Macedonians vote on whether to change country’s name

Macedonians have begun voting in a key referendum on whether to re-name their country North Macedonia in a bid to settle a long-running row with Greece and unlock its path to NATO and EU membership.

Polls for some 1.8 million voters opened at 7am local time (5GMT) and will close at 7pm. The question on the referendum ballot is: “Are you for NATO and EU membership with acceptance of the agreement with Greece”.

The referendum is not binding, but a ‘yes’ majority would give parliament a political mandate to change the constitution.

If the deal is passed through the referendum and is ratified by two-thirds of MPs, the Greek parliament will be called on to give the final stamp of approval.

While the Macedonian government plans to call any significant majority in favour of the deal a success, the right-wing opposition may question the vote’s credibility if turnout is below 50 percent.

Macedonia has struggled for recognition of its name since its birth in 1991 when the landlocked country declared independence from Yugoslavia.

Greece, which has its own northern province called Macedonia, has always maintained that Macedonia’s name represented a claim on its territory.

It vetoed Macedonia’s entrance into NATO and the EU, and forced it to enter the United Nations under a provisional name as the Former Yugoslav Republic of Macedonia or FYROM.

Macedonian Prime Minister Zoran Zaev argues that accepting a new name is a price worth paying for admission into the EU and NATO.

But nationalist opponents say it would undermine the ethnic identity of the country’s Slavic majority population. President Gjorge Ivanov, who is allied with the nationalist, has said he will boycott the referendum.

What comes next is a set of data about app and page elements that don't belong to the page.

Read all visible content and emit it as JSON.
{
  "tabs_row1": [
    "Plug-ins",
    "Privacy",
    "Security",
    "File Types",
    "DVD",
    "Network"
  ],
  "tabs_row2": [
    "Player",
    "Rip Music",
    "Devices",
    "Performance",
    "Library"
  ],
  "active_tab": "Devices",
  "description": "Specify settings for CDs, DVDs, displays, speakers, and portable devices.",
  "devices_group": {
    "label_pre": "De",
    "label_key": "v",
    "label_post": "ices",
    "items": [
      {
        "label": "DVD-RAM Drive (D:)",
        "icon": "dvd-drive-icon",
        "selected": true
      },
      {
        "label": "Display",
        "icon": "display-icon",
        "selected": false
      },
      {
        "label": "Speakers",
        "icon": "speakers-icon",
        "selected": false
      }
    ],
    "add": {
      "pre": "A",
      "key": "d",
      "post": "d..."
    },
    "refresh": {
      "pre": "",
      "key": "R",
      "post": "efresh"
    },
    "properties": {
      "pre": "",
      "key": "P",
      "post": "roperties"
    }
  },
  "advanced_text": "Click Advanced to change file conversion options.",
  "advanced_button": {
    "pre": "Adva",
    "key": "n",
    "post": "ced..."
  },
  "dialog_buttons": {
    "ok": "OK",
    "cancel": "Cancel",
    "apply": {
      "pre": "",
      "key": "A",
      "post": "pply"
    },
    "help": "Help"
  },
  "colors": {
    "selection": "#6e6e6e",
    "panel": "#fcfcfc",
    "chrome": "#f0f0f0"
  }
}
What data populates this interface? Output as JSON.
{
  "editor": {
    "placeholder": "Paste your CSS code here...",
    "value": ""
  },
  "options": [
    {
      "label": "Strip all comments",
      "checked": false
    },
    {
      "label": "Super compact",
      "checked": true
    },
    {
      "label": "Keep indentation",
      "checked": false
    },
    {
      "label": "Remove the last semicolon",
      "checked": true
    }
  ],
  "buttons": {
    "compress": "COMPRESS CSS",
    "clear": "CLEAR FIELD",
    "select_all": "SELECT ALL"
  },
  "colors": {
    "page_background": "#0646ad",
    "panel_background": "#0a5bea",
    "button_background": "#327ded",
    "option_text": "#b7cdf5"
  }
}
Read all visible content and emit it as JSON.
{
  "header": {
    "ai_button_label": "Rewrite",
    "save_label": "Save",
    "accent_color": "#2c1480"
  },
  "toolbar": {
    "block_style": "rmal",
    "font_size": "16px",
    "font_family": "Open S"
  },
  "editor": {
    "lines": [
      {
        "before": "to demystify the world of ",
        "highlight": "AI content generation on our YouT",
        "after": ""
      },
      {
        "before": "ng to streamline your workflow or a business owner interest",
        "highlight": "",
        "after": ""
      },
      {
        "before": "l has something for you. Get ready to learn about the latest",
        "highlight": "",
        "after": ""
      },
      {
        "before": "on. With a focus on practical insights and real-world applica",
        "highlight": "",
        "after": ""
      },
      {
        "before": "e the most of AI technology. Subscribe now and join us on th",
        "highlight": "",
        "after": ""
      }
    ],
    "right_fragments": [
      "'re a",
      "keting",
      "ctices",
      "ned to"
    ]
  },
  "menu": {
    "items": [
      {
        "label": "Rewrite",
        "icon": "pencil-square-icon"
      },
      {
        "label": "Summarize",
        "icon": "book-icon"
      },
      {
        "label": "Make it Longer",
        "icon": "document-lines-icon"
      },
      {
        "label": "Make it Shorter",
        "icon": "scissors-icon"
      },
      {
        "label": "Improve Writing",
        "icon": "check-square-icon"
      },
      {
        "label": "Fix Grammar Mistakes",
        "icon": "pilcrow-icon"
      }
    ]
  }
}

The dispute stretches back nearly three decades, with both countries claiming links to Alexander the Great’s ancient empire of Macedon, which spanned the territories.

A grandiose “antiquisation” project under Macedonia’s former government that plastered Skopje with neo-classical facades and statues of Alexander the Great added fuel to the fire.

But in June Macedonia’s Prime Minister Zaev and his Greek counterpart Alexis Tsipras reached a landmark compromise under which Greece would drop its objections to Macedonia joining the EU and NATO in return for the name change.

Some feel it is embarrassing to change their name at the request of another country.

But a desire anchor their future to the West – and the economic prosperity that could bring – is a powerful motivation to accept the deal in one of Europe’s poorest countries.

“We cannot really say it is fair, but the EU and NATO matter more for all of us, so let’s move forward,” 28-year-old Abedin Memeti said ahead of the vote.

Add a Comment

Your email address will not be published. Required fields are marked *